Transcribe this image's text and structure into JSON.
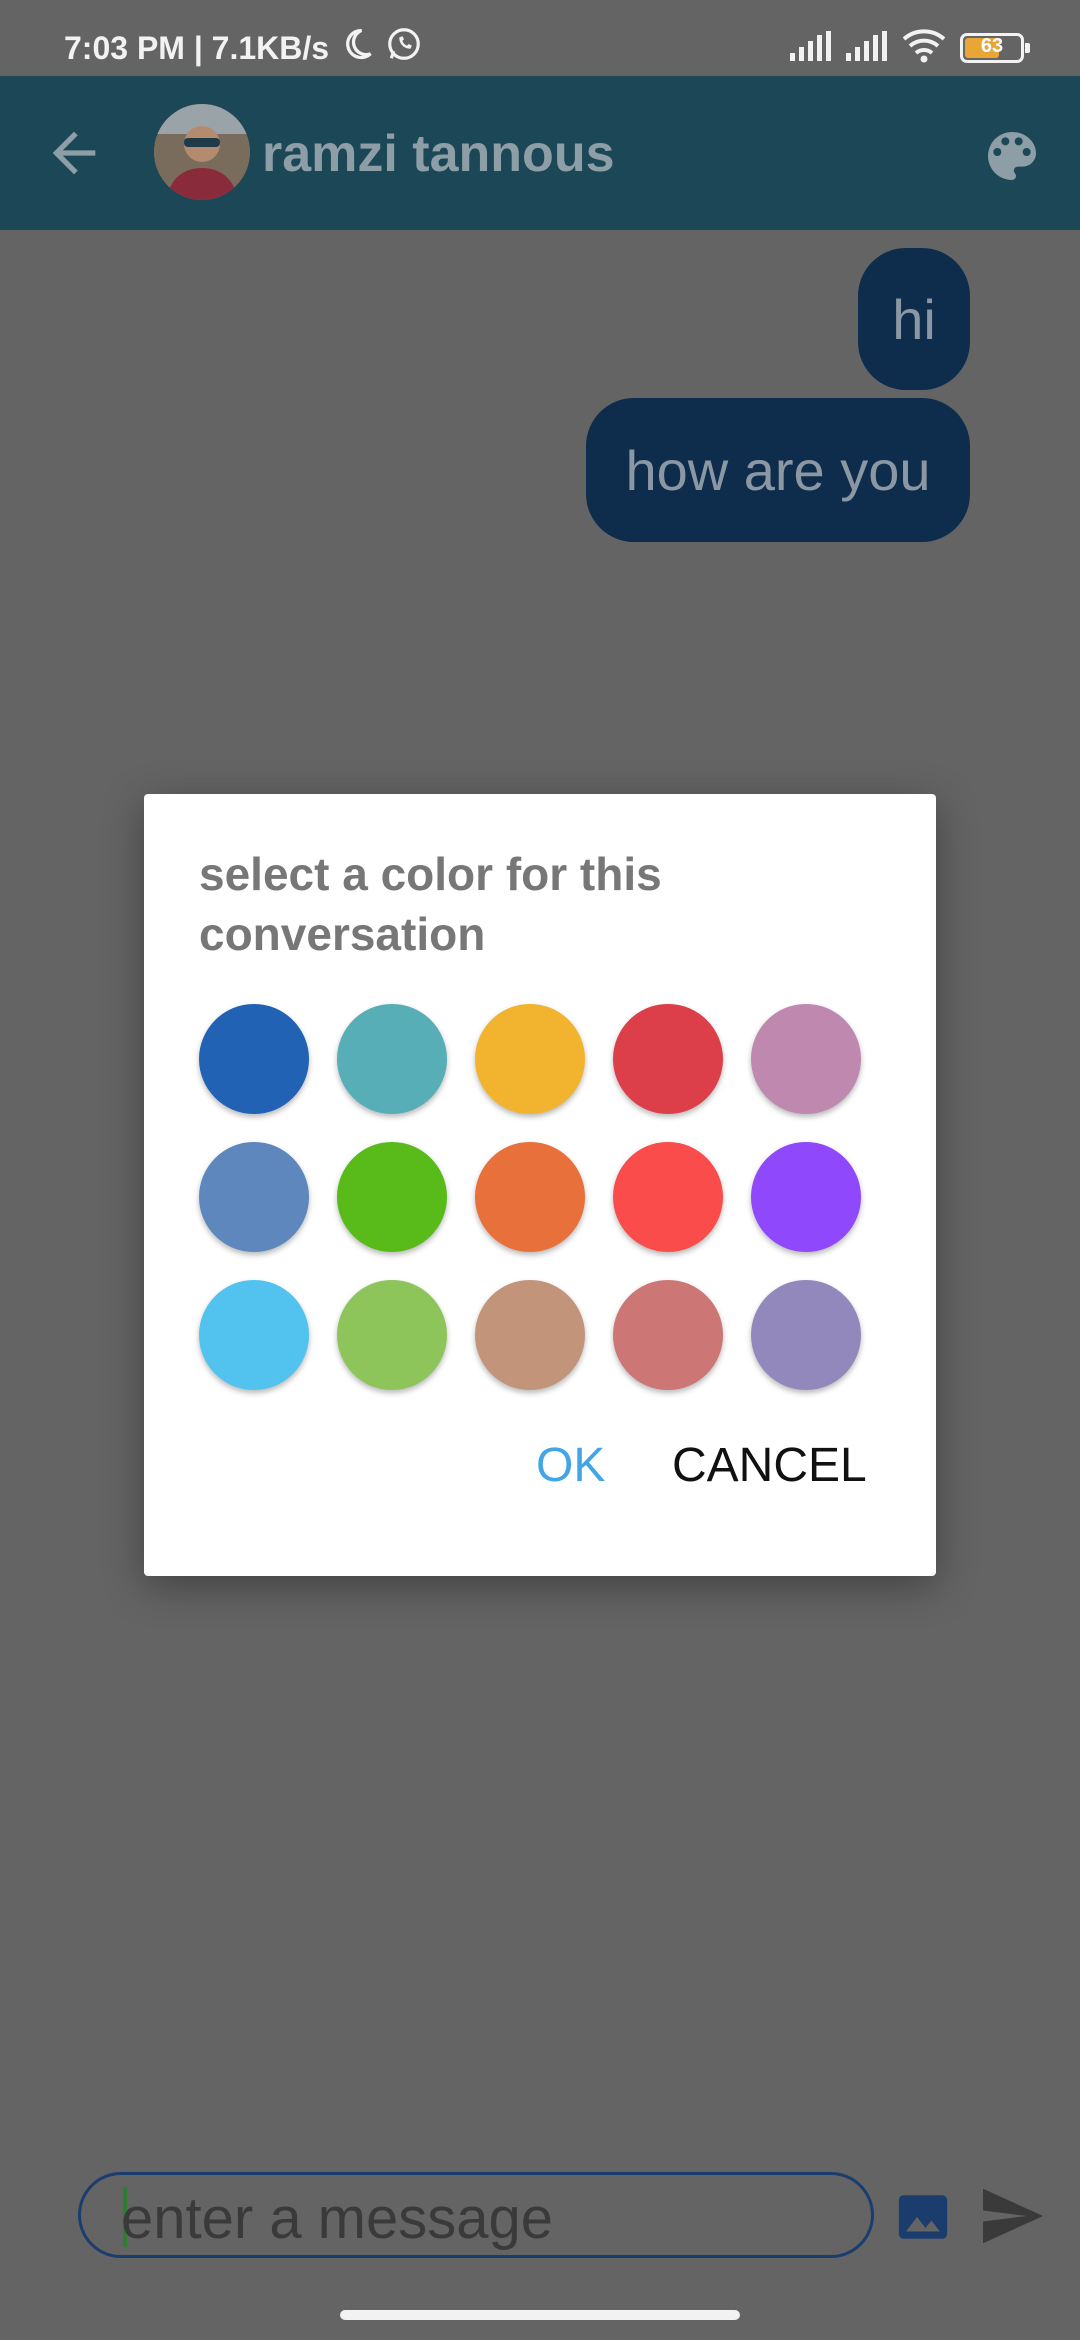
{
  "status_bar": {
    "time_and_speed": "7:03 PM | 7.1KB/s",
    "battery_level": "63",
    "icons": [
      "moon-icon",
      "whatsapp-icon",
      "signal-icon",
      "signal-icon",
      "wifi-icon",
      "battery-icon"
    ]
  },
  "header": {
    "back_icon": "arrow-left-icon",
    "contact_name": "ramzi tannous",
    "palette_icon": "palette-icon"
  },
  "messages": [
    {
      "text": "hi"
    },
    {
      "text": "how are you"
    }
  ],
  "color_dialog": {
    "title": "select a color for this conversation",
    "colors": [
      "#2262b4",
      "#58aeb6",
      "#f2b42e",
      "#dc3f4a",
      "#bf88ae",
      "#5d87bd",
      "#58bb1a",
      "#e8703a",
      "#fa4c4a",
      "#9048fc",
      "#52c3ef",
      "#8ec55a",
      "#c2957b",
      "#cc7675",
      "#9288bc"
    ],
    "ok_label": "OK",
    "cancel_label": "CANCEL"
  },
  "composer": {
    "placeholder": "enter a message",
    "image_icon": "image-icon",
    "send_icon": "send-icon"
  },
  "theme": {
    "appbar": "#1b4756",
    "bubble": "#0e2c4b",
    "ok_color": "#42a5e6",
    "battery_fill": "#e9a636"
  }
}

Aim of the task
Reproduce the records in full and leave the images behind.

Result of this task
Transcribe this image's text and structure into JSON.
{
  "status_bar": {
    "time_and_speed": "7:03 PM | 7.1KB/s",
    "battery_level": "63",
    "icons": [
      "moon-icon",
      "whatsapp-icon",
      "signal-icon",
      "signal-icon",
      "wifi-icon",
      "battery-icon"
    ]
  },
  "header": {
    "back_icon": "arrow-left-icon",
    "contact_name": "ramzi tannous",
    "palette_icon": "palette-icon"
  },
  "messages": [
    {
      "text": "hi"
    },
    {
      "text": "how are you"
    }
  ],
  "color_dialog": {
    "title": "select a color for this conversation",
    "colors": [
      "#2262b4",
      "#58aeb6",
      "#f2b42e",
      "#dc3f4a",
      "#bf88ae",
      "#5d87bd",
      "#58bb1a",
      "#e8703a",
      "#fa4c4a",
      "#9048fc",
      "#52c3ef",
      "#8ec55a",
      "#c2957b",
      "#cc7675",
      "#9288bc"
    ],
    "ok_label": "OK",
    "cancel_label": "CANCEL"
  },
  "composer": {
    "placeholder": "enter a message",
    "image_icon": "image-icon",
    "send_icon": "send-icon"
  },
  "theme": {
    "appbar": "#1b4756",
    "bubble": "#0e2c4b",
    "ok_color": "#42a5e6",
    "battery_fill": "#e9a636"
  }
}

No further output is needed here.